In August 2005, the Ottawa-based International Development Research Centre (IDRC) issued a call for proposals to study competition issues in the distribution sector in developing countries. The IDRC offered ten grants of up to CAD 50,000 each to support research efforts by competition authorities.
The Fair Trading Commission (FTC) in Jamaica submitted a proposal to study impediments to competition in the distribution of pharmaceuticals in Jamaica, specifically those prescription medications that are used in the treatment of the following five chronic ailments: arthritis, asthma, diabetes, hypertension and high cholesterol.
This study and investigation of the petroleum industry, with particular focus on gasoline retailing, was carried out in response to a Ministerial Directive (Appendix A) issued by the Minister of Commerce, Science and Technology to the FTC pursuant to Sections 5(1)(b) and 9 of the FCA.
The Directive required the FTC to conduct the necessary market research and investigation in order to prepare and later implement a Code of Conduct to govern the relationship between petroleum marketing companies and retailers. In particular, the Directive required the FTC to put in place a Code to regulate the vertical arrangements within the industry, consonant with the provisions of the FCA.
It was mandated by Cabinet that the focus of the Code be the protection of the Jamaican consumers. This was interpreted to mean that the ultimate outcome of the Code is to ensure the lowest possible gasoline prices and the widest possible choice of retail outlets for consumers. The objective of the Code therefore is to maximize consumer welfare subject to retailers’ viability. In other words, the Code should provide for the viability of retailers while at the same time ensure the lowest possible prices and the widest choices for consumers, having regard to the provisions of the FCA.
The FCA does not regulate prices per se. Instead it seeks to ensure that the market conditions necessary for a competitive environment are in place. A competitive market will guarantee that the lowest possible prices and the widest choices are provided by the most efficient suppliers.

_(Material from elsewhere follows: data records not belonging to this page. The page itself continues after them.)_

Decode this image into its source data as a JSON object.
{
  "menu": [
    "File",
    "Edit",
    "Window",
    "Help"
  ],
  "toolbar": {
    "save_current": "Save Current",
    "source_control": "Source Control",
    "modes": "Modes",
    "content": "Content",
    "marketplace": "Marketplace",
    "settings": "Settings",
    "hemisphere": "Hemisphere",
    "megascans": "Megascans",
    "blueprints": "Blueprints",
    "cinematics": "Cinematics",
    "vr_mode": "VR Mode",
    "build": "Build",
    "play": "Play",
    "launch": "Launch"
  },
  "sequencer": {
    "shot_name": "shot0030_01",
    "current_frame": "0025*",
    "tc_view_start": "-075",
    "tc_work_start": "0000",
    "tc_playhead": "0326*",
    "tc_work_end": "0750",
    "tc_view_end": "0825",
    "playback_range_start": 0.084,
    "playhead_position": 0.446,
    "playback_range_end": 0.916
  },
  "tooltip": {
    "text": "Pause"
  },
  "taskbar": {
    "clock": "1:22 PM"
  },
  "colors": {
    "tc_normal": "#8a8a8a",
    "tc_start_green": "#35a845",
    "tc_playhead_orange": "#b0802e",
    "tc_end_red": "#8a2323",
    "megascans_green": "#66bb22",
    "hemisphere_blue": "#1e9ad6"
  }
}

The study and investigation were carried out to address the issues raised in the Directive.